Page and application data records
---
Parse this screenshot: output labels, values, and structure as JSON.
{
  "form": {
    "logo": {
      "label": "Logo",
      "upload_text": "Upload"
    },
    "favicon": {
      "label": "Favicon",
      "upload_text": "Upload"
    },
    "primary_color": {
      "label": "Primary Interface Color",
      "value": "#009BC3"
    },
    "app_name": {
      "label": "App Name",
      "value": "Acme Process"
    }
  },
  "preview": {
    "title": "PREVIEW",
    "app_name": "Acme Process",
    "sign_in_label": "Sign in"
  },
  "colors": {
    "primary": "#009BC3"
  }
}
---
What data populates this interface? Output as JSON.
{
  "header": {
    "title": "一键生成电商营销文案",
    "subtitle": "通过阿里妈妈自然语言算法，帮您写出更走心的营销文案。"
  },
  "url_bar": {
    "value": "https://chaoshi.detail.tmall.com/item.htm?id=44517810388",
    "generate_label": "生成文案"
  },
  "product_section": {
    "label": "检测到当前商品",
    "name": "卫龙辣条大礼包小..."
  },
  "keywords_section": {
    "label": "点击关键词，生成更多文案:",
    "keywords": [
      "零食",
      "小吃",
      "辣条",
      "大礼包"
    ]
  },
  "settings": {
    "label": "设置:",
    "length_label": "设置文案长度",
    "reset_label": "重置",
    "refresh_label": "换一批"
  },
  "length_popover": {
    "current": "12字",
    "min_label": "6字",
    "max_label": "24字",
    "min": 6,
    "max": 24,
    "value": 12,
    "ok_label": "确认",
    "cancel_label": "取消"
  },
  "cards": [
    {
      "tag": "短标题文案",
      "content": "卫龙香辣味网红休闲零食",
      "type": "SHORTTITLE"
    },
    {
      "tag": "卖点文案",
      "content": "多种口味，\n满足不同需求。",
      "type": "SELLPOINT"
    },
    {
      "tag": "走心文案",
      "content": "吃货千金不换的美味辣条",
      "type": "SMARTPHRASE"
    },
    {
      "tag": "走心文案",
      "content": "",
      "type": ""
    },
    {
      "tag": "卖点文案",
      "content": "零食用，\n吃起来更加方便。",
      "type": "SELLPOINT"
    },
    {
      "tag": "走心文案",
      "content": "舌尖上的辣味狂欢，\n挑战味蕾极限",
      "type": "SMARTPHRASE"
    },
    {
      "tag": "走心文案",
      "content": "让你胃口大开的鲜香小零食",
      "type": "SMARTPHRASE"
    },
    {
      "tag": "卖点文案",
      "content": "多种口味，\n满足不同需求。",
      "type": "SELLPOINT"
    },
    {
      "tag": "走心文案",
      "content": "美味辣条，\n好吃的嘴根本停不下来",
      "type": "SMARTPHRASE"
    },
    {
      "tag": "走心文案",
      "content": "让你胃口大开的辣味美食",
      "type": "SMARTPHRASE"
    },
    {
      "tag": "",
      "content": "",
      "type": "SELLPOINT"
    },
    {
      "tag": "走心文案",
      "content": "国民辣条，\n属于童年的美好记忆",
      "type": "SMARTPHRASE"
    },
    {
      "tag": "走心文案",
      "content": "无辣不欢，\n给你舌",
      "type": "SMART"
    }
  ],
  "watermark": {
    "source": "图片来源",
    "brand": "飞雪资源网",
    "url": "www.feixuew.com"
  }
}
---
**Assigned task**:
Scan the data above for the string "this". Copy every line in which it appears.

**Solution**:
Parse this screenshot: output labels, values, and structure as JSON.
What data populates this interface? Output as JSON.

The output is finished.